Getting tight to the home forwards - forcing them to pass rather than run at them - will be an integral part of Spurs’ strategy.
Attempted dribbles per match 2022/23
Palace’s attacking unit makes up a quarter of the Premier League’s top 16 when it comes to dribbles attempted per 90 minutes.
Spurs will know all about Zaha’s desire to run with the ball, but Olise and Ayew are also ranked inside the division’s top 10.
If Spurs afford Vieira’s front men the space they need to dribble at defenders, they could be in trouble.
Palace’s attackers will not need a second invitation to sprint towards goal with the ball at their feet.
Pace to burn
Vieira has tried to implement a more controlled, possession-based approach since taking the helm, but the strength of his side still revolves around speed inside the final third.
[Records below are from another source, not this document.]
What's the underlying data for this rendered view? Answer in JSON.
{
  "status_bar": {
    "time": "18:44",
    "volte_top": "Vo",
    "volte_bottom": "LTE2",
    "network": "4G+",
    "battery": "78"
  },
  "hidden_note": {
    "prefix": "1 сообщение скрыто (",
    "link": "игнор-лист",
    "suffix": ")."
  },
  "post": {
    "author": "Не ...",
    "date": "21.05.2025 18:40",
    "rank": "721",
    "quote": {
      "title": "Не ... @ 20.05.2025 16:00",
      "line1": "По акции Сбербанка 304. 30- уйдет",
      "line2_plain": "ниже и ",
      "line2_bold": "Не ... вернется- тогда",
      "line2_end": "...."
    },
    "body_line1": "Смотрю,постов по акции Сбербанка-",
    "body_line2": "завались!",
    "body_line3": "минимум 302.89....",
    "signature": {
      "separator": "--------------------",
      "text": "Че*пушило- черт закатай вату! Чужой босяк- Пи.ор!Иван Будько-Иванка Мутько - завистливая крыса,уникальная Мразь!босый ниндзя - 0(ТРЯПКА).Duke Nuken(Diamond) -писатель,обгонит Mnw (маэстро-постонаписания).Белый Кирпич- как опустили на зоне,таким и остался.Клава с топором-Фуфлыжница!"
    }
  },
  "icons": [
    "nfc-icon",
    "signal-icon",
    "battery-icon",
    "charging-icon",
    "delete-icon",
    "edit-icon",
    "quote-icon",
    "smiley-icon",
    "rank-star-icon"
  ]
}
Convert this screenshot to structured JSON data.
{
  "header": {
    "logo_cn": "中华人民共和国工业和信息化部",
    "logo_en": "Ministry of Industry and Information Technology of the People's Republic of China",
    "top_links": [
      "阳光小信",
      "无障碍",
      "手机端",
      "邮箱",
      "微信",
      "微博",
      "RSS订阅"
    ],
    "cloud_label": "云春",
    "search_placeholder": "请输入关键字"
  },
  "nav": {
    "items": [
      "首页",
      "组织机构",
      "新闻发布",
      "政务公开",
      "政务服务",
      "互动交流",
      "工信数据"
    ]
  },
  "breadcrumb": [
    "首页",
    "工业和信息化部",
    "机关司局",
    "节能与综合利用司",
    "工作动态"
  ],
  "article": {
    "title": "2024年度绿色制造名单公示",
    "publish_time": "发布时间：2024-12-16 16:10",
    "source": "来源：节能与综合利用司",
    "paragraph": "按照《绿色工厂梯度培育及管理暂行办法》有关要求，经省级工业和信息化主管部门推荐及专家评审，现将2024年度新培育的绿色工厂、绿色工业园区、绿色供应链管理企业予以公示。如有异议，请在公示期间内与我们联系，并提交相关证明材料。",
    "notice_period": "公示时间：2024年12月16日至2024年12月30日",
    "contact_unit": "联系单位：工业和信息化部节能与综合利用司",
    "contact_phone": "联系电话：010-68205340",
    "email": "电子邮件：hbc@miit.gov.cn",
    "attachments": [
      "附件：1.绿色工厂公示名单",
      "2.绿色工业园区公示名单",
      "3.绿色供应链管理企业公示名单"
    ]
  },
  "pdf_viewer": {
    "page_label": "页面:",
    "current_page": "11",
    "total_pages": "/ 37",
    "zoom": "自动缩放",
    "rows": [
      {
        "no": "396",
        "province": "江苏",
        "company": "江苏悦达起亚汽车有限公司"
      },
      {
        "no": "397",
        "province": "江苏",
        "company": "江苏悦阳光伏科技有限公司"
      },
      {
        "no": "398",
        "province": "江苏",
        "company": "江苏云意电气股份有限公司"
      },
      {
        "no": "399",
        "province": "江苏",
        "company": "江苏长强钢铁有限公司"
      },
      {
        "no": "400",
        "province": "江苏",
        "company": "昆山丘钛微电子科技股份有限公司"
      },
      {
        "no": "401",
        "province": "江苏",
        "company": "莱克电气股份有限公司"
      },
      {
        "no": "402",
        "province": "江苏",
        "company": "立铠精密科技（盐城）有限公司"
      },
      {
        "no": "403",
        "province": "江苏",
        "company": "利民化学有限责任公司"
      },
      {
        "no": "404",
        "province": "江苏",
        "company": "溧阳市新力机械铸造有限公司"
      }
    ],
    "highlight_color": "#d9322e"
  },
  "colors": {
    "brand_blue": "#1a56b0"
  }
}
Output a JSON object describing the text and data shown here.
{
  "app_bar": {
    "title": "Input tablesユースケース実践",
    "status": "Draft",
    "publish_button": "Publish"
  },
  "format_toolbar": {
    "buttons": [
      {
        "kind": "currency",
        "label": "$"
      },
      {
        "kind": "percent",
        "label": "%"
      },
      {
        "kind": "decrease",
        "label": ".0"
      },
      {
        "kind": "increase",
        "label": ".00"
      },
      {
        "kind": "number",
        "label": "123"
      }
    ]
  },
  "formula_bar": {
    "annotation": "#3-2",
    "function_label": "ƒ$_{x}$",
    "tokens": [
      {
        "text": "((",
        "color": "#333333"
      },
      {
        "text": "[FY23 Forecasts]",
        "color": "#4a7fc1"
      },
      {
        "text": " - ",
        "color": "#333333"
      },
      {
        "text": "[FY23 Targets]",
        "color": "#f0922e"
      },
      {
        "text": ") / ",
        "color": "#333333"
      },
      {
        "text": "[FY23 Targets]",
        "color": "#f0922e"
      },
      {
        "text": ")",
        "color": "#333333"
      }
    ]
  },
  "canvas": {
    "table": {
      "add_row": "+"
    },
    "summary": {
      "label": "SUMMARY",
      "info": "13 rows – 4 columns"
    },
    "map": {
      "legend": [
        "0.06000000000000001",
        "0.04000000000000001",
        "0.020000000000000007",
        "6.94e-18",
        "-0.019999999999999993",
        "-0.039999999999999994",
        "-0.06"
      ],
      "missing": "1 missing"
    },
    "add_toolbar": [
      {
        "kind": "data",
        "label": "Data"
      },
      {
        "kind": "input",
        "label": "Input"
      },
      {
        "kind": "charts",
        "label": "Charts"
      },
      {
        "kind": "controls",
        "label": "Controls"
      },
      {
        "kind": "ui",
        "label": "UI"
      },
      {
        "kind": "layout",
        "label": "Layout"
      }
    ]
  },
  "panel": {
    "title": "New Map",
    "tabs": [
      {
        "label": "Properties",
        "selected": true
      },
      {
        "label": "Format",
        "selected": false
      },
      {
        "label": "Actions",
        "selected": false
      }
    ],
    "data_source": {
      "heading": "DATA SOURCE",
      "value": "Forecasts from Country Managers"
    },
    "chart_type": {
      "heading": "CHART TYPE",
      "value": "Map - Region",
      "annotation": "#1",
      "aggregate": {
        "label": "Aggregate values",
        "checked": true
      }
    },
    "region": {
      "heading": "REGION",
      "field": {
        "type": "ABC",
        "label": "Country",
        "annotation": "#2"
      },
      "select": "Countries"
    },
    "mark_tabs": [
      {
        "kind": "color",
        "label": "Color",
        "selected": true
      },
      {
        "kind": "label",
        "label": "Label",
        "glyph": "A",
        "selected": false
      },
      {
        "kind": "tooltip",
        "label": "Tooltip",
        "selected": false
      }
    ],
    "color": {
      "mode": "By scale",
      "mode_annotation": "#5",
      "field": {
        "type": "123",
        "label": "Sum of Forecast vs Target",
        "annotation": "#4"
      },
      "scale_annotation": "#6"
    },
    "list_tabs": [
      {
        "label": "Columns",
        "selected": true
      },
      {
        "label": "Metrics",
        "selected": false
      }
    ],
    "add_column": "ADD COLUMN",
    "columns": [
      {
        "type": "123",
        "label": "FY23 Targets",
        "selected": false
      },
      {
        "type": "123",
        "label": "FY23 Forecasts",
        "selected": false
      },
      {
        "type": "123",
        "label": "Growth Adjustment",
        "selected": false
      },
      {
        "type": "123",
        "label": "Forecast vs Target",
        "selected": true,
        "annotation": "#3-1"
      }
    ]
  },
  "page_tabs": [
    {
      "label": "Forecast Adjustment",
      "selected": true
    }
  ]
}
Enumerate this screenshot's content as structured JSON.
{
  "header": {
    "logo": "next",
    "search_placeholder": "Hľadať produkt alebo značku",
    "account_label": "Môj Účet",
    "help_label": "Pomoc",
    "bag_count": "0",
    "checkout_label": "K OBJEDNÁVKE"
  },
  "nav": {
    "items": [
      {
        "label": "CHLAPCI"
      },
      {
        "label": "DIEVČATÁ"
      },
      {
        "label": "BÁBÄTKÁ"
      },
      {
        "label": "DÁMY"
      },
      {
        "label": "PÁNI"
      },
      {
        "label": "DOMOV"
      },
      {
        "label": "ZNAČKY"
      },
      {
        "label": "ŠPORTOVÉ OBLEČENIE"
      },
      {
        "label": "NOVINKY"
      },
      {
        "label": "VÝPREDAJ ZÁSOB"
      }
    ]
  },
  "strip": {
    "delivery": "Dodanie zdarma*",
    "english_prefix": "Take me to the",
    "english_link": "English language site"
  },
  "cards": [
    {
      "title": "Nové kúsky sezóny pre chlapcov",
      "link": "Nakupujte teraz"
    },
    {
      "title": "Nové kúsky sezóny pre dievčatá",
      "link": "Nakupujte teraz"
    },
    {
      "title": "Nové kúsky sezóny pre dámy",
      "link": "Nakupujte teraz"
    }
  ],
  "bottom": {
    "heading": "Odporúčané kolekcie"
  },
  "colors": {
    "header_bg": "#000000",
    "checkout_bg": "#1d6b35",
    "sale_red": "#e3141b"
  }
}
Last time out they were a little more direct than usual, with over 20 per cent of their distribution classified as long.
We may see a repeat of this at Selhurst Park, especially if Spurs leave space in the channels behind both wing-backs.
If Conte is worried about his back three, those tactics may force the Spurs head coach to drop his wing-backs a little deeper in a bid to contain them.
Palace's running stats 22/23
|Top speed (km/h)||Club rank||Sprints/90||Club rank|
While Eze is more of a playmaker who likes the ball to feet, Zaha, Olise and Ayew all boast outstanding athleticism.
The trio love to test their markers with sprints, and if Spurs do not track their runs properly, Palace will find it easy to gain territory.
Varying their movement, they may regularly make runs into space between Spurs’ wide central defenders and wing-backs.
Accurate, long, diagonal passes from Joachim Andersen are sometimes the catalyst for these sprints.
Gambling on second-ball flicks or knockdowns, the Eagles’ front men will consistently ask questions.
Buoyed by their victory at AFC Bournemouth, Palace certainly have the right players and tactical approach to test Spurs’ defensive mettle.